- [Assigned task] Word for word, restate all of the records.
*** Data under study Section Begins ***
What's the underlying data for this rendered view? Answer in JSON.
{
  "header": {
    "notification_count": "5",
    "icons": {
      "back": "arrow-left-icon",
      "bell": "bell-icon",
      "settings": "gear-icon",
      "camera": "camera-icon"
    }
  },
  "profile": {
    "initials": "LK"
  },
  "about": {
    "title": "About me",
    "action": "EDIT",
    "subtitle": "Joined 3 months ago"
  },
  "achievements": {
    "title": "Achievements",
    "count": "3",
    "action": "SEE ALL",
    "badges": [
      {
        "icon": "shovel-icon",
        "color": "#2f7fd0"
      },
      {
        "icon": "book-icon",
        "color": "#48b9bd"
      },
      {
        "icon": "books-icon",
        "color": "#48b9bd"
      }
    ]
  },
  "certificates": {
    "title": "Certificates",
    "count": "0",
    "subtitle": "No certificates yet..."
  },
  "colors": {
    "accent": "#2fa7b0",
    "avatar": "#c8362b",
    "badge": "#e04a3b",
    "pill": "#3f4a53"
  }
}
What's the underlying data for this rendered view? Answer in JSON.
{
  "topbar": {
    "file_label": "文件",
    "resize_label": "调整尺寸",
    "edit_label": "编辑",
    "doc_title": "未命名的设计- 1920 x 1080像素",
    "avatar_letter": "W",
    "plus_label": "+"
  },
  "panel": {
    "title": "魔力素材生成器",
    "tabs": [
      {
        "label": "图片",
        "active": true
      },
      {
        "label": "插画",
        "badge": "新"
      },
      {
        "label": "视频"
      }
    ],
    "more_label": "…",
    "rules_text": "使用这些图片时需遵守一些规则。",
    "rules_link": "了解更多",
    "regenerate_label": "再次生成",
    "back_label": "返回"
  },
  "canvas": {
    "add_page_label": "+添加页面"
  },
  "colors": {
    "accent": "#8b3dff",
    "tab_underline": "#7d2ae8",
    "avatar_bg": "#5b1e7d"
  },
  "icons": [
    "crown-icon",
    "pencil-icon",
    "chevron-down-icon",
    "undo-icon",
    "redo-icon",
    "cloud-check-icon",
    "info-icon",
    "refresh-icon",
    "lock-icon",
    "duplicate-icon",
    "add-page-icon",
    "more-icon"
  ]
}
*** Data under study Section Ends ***
- [Exercise answer]
What's the underlying data for this rendered view? Answer in JSON.
{
  "header": {
    "notification_count": "5",
    "icons": {
      "back": "arrow-left-icon",
      "bell": "bell-icon",
      "settings": "gear-icon",
      "camera": "camera-icon"
    }
  },
  "profile": {
    "initials": "LK"
  },
  "about": {
    "title": "About me",
    "action": "EDIT",
    "subtitle": "Joined 3 months ago"
  },
  "achievements": {
    "title": "Achievements",
    "count": "3",
    "action": "SEE ALL",
    "badges": [
      {
        "icon": "shovel-icon",
        "color": "#2f7fd0"
      },
      {
        "icon": "book-icon",
        "color": "#48b9bd"
      },
      {
        "icon": "books-icon",
        "color": "#48b9bd"
      }
    ]
  },
  "certificates": {
    "title": "Certificates",
    "count": "0",
    "subtitle": "No certificates yet..."
  },
  "colors": {
    "accent": "#2fa7b0",
    "avatar": "#c8362b",
    "badge": "#e04a3b",
    "pill": "#3f4a53"
  }
}
What's the underlying data for this rendered view? Answer in JSON.
{
  "topbar": {
    "file_label": "文件",
    "resize_label": "调整尺寸",
    "edit_label": "编辑",
    "doc_title": "未命名的设计- 1920 x 1080像素",
    "avatar_letter": "W",
    "plus_label": "+"
  },
  "panel": {
    "title": "魔力素材生成器",
    "tabs": [
      {
        "label": "图片",
        "active": true
      },
      {
        "label": "插画",
        "badge": "新"
      },
      {
        "label": "视频"
      }
    ],
    "more_label": "…",
    "rules_text": "使用这些图片时需遵守一些规则。",
    "rules_link": "了解更多",
    "regenerate_label": "再次生成",
    "back_label": "返回"
  },
  "canvas": {
    "add_page_label": "+添加页面"
  },
  "colors": {
    "accent": "#8b3dff",
    "tab_underline": "#7d2ae8",
    "avatar_bg": "#5b1e7d"
  },
  "icons": [
    "crown-icon",
    "pencil-icon",
    "chevron-down-icon",
    "undo-icon",
    "redo-icon",
    "cloud-check-icon",
    "info-icon",
    "refresh-icon",
    "lock-icon",
    "duplicate-icon",
    "add-page-icon",
    "more-icon"
  ]
}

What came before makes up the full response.